(TASK OBJECTIVE) From the first line to the last, repeat the data below exactly.

Interface dataset entries:

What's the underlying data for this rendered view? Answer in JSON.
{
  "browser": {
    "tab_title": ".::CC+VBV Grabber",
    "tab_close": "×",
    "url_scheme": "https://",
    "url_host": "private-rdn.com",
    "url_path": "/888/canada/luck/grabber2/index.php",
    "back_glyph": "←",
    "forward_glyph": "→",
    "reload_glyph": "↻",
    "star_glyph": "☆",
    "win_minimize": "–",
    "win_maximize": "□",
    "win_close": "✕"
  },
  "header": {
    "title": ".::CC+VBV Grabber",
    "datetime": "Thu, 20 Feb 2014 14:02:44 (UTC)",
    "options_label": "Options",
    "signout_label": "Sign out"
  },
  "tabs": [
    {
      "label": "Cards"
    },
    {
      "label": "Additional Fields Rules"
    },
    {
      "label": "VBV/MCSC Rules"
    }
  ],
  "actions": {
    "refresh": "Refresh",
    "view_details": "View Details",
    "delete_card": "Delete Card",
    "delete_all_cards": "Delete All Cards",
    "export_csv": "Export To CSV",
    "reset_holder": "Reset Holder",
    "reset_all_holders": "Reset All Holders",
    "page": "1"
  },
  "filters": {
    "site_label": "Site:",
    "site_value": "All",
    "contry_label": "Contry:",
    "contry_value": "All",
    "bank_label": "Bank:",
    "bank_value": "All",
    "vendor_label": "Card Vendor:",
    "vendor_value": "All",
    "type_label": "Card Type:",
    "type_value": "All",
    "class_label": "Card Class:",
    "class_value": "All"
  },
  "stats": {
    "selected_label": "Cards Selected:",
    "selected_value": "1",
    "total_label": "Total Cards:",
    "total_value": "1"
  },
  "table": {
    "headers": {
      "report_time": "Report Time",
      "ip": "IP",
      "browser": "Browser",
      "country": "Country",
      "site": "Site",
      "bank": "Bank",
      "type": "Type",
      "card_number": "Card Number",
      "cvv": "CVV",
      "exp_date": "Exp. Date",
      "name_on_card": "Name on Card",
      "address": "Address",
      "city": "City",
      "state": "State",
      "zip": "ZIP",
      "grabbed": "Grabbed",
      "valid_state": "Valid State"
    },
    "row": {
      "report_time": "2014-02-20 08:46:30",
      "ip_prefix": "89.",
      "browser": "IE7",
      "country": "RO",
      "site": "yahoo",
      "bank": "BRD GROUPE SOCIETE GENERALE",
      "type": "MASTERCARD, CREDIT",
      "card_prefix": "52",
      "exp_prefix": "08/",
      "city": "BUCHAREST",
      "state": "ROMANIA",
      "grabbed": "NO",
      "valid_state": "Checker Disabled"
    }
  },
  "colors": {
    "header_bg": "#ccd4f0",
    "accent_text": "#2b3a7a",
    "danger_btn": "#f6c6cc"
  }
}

(OUTPUT)
What's the underlying data for this rendered view? Answer in JSON.
{
  "browser": {
    "tab_title": ".::CC+VBV Grabber",
    "tab_close": "×",
    "url_scheme": "https://",
    "url_host": "private-rdn.com",
    "url_path": "/888/canada/luck/grabber2/index.php",
    "back_glyph": "←",
    "forward_glyph": "→",
    "reload_glyph": "↻",
    "star_glyph": "☆",
    "win_minimize": "–",
    "win_maximize": "□",
    "win_close": "✕"
  },
  "header": {
    "title": ".::CC+VBV Grabber",
    "datetime": "Thu, 20 Feb 2014 14:02:44 (UTC)",
    "options_label": "Options",
    "signout_label": "Sign out"
  },
  "tabs": [
    {
      "label": "Cards"
    },
    {
      "label": "Additional Fields Rules"
    },
    {
      "label": "VBV/MCSC Rules"
    }
  ],
  "actions": {
    "refresh": "Refresh",
    "view_details": "View Details",
    "delete_card": "Delete Card",
    "delete_all_cards": "Delete All Cards",
    "export_csv": "Export To CSV",
    "reset_holder": "Reset Holder",
    "reset_all_holders": "Reset All Holders",
    "page": "1"
  },
  "filters": {
    "site_label": "Site:",
    "site_value": "All",
    "contry_label": "Contry:",
    "contry_value": "All",
    "bank_label": "Bank:",
    "bank_value": "All",
    "vendor_label": "Card Vendor:",
    "vendor_value": "All",
    "type_label": "Card Type:",
    "type_value": "All",
    "class_label": "Card Class:",
    "class_value": "All"
  },
  "stats": {
    "selected_label": "Cards Selected:",
    "selected_value": "1",
    "total_label": "Total Cards:",
    "total_value": "1"
  },
  "table": {
    "headers": {
      "report_time": "Report Time",
      "ip": "IP",
      "browser": "Browser",
      "country": "Country",
      "site": "Site",
      "bank": "Bank",
      "type": "Type",
      "card_number": "Card Number",
      "cvv": "CVV",
      "exp_date": "Exp. Date",
      "name_on_card": "Name on Card",
      "address": "Address",
      "city": "City",
      "state": "State",
      "zip": "ZIP",
      "grabbed": "Grabbed",
      "valid_state": "Valid State"
    },
    "row": {
      "report_time": "2014-02-20 08:46:30",
      "ip_prefix": "89.",
      "browser": "IE7",
      "country": "RO",
      "site": "yahoo",
      "bank": "BRD GROUPE SOCIETE GENERALE",
      "type": "MASTERCARD, CREDIT",
      "card_prefix": "52",
      "exp_prefix": "08/",
      "city": "BUCHAREST",
      "state": "ROMANIA",
      "grabbed": "NO",
      "valid_state": "Checker Disabled"
    }
  },
  "colors": {
    "header_bg": "#ccd4f0",
    "accent_text": "#2b3a7a",
    "danger_btn": "#f6c6cc"
  }
}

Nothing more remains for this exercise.